Here's what I don't understand about the Florida Elections Commission investigation of Stacy Ritter: Why weren't there more charges?
As I reported yesterday, four of the charges against Ritter pertain to reimbursements made by her 2008 campaign to her lobbyist husband, Russ Klenet, for expensive dinners at fancy restaurants and trips to casinos and at least one hotel.
But the charges really have nothing to do with Klenet's $300 dinners (more on that later). They solely pertain to the fact that Ritter, who served as her own campaign treasurer, was required by law to report the reason for the reimbursements. On all four, the purpose listed as the reason for the expense was "Fully Receipted Rmbrs Exp." Here, by the way, is a link to the FEC staff recommendation report.
(If the reimbursements are fraudulent, it's a whole new ballgame with very serious criminal ramifications.)
Basically, the FEC has determined that "Fully Receipted Rmbrs Exp." is unlawfully vague in describing a campaign expenditure. What's interesting is that the FEC chose to charge Ritter only four times when there were at least 11 times that her campaign used the notation "Fully Receipted Rmbrs Exp." for substantial checks. At least three of those occasions included hefty checks made to Ritter herself. Ritter received $5,347.33 in three checks from her campaign in that fashion. There may be more, but for some reason, the Broward Supervisor of Elections Office website is missing several campaign reports from Ritter's 2008 campaign.
I am trying to find answers as to why the state didn't charge Ritter for all 11 instances. I'd also like to see those receipts, since the ones pertaining to her husband were so interesting.
Speaking of which, Klenet got on the Pulp yesterday to explain some things.
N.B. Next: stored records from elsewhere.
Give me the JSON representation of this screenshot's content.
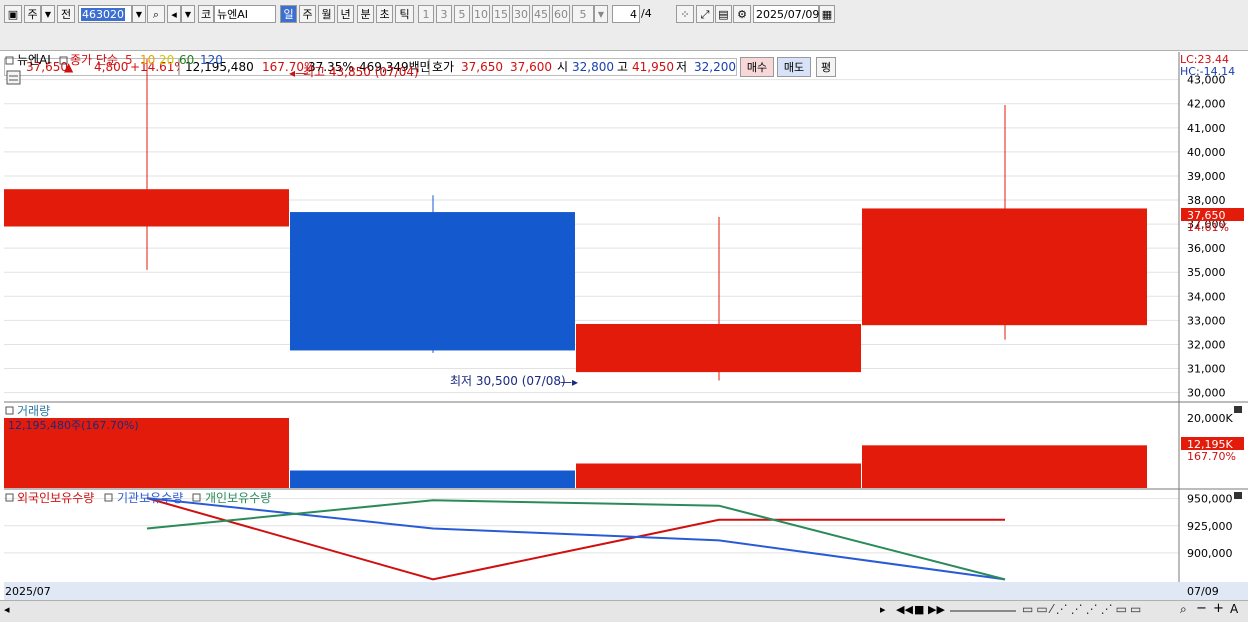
{
  "toolbar": {
    "period_select": "주",
    "full_label": "전",
    "stock_code": "463020",
    "market_label": "코",
    "stock_name": "뉴엔AI",
    "periods": [
      "일",
      "주",
      "월",
      "년",
      "분",
      "초",
      "틱"
    ],
    "active_period": "일",
    "intervals": [
      "1",
      "3",
      "5",
      "10",
      "15",
      "30",
      "45",
      "60"
    ],
    "count_value": "5",
    "page_value": "4",
    "page_total": "/4",
    "date_value": "2025/07/09"
  },
  "quote": {
    "price": "37,650",
    "change_arrow": "▲",
    "change": "4,800",
    "change_pct": "+14.61%",
    "volume": "12,195,480",
    "vol_ratio": "167.70%",
    "turnover": "37.35%",
    "amount": "469,349백만",
    "bid_ask_label": "호가",
    "ask": "37,650",
    "bid": "37,600",
    "open_label": "시",
    "open": "32,800",
    "high_label": "고",
    "high": "41,950",
    "low_label": "저",
    "low": "32,200",
    "buy_button": "매수",
    "sell_button": "매도",
    "eval_button": "평"
  },
  "legend": {
    "name": "뉴엔AI",
    "close_label": "종가 단순",
    "ma": [
      {
        "label": "5",
        "color": "#e02020"
      },
      {
        "label": "10",
        "color": "#e8a000"
      },
      {
        "label": "20",
        "color": "#d8c800"
      },
      {
        "label": "60",
        "color": "#208020"
      },
      {
        "label": "120",
        "color": "#2050c0"
      }
    ],
    "lc": "LC:23.44",
    "hc": "HC:-14.14"
  },
  "annotations": {
    "high_mark": "최고 43,850 (07/04)",
    "low_mark": "최저 30,500 (07/08)"
  },
  "volume_panel": {
    "title": "거래량",
    "info": "12,195,480주(167.70%)",
    "last_label": "12,195K",
    "last_pct": "167.70%"
  },
  "holding_panel": {
    "titles": [
      "외국인보유수량",
      "기관보유수량",
      "개인보유수량"
    ],
    "colors": [
      "#d01010",
      "#2a5bd7",
      "#2a8a5a"
    ]
  },
  "price_badge": {
    "value": "37,650",
    "pct": "14.61%"
  },
  "footer": {
    "start": "2025/07",
    "end": "07/09"
  },
  "chart_data": {
    "type": "candlestick",
    "candles": [
      {
        "open": 38450,
        "close": 36900,
        "high": 43850,
        "low": 35100,
        "color": "up"
      },
      {
        "open": 37500,
        "close": 31750,
        "high": 38200,
        "low": 31650,
        "color": "down"
      },
      {
        "open": 30850,
        "close": 32850,
        "high": 37300,
        "low": 30500,
        "color": "up"
      },
      {
        "open": 32800,
        "close": 37650,
        "high": 41950,
        "low": 32200,
        "color": "up"
      }
    ],
    "price_axis": {
      "ticks": [
        30000,
        31000,
        32000,
        33000,
        34000,
        35000,
        36000,
        37000,
        38000,
        39000,
        40000,
        41000,
        42000,
        43000
      ],
      "min": 29650,
      "max": 44150
    },
    "volume": {
      "values": [
        20000,
        5000,
        7000,
        12195
      ],
      "colors": [
        "up",
        "down",
        "up",
        "up"
      ],
      "axis_ticks": [
        20000
      ],
      "tick_labels": [
        "20,000K"
      ],
      "max": 20000
    },
    "holdings": {
      "axis_ticks": [
        900000,
        925000,
        950000
      ],
      "tick_labels": [
        "900,000",
        "925,000",
        "950,000"
      ],
      "min": 874000,
      "max": 958000,
      "series": [
        {
          "name": "외국인보유수량",
          "values": [
            950500,
            875500,
            930500,
            930500
          ],
          "color": "#d01010"
        },
        {
          "name": "기관보유수량",
          "values": [
            950500,
            922500,
            911500,
            875500
          ],
          "color": "#2a5bd7"
        },
        {
          "name": "개인보유수량",
          "values": [
            922500,
            948500,
            943500,
            875500
          ],
          "color": "#2a8a5a"
        }
      ]
    },
    "colors": {
      "up": "#e31b0b",
      "down": "#1559cf"
    }
  }
}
Inside we look at his explanation for what looks on its face like an egregious abuse of his wife's campaign coffers.
Klenet wrote in the comments field yesterday:
Sorry Bob, but each expenditure was backed up with a receipt. all were for legitimate campaign functions, fundraisers, volunteer events and the like. The casino you refer to was a dinner at the restaurant at the Isle with campaign staff and research team. I provided the receipt for the event and reimbursed myself as is perfectly allowed. The FEC indicated that instead of attaching the receipts and listing them collectively, they should have been listed individually. Thats all.
Russ, and I feel comfortable calling you that since we're now on a first-name basis, that's a good start. But it's not enough. Here are some more questions we'll need answering:
-- You and your wife submitted receipts to the FEC for an $895 reimbursed check you received that investigators determined didn't have anything to do with the expenditure. How do you explain that?
-- If you look at the other three reimbursement checks paid to you that were actually investigated by the FEC, they total $4,453.28. You sent in a total of 13 receipts to substantiate these expenses. That averages to $342 apiece. If you look at the expensive places you frequented -- Jackson's Steakhouse, Cafe Bella Sera, the Pillars Hotel at New River Sound -- that would seem to cover, on average, yourself and another person or two. For instance, we know that one receipt was a $332.72 dinner at Jackson's in October 2007. It almost hits the average exactly. Can you tell us who was present at that particular campaign event? Was your wife there? Who else was entertained?
-- Once you have answered the questions regarding that particular dinner at Jackson's Steakhouse, do it for the other dozen dinners, including the ones at the Pompano casino.
-- The illegible receipts are suspicious on their face. Can you explain them?
-- What are you doing involved in your wife's campaign at all? You both promised that you wouldn't lobby the County Commission after she was elected in 2006 because it would present a conflict of interest. Obviously you would support her as a husband, but why would you be sitting at fancy dinners on her campaign expenses? Did any of these dinners involve any of your clients?
-- Why so fancy? Most political functions are held at more modest locations, maybe a Quarterdeck. You went to some of the finest places in town. Also, please tell us the vintage and year of all wine you purchased on the campaign account.
-- In addition to the reimbursements the FEC included on the report, you received about $9,000 more from her campaign account. Can you provide us receipts for those expenditures as well?
-- Lastly, did you or Stacy ever give your close friend Ken Keechl, with whom you share a love of wine, advice on how to spend campaign money? Some of the similarities are striking.
That's enough for round two. Later we'll get to some questions about the infamous golf cart.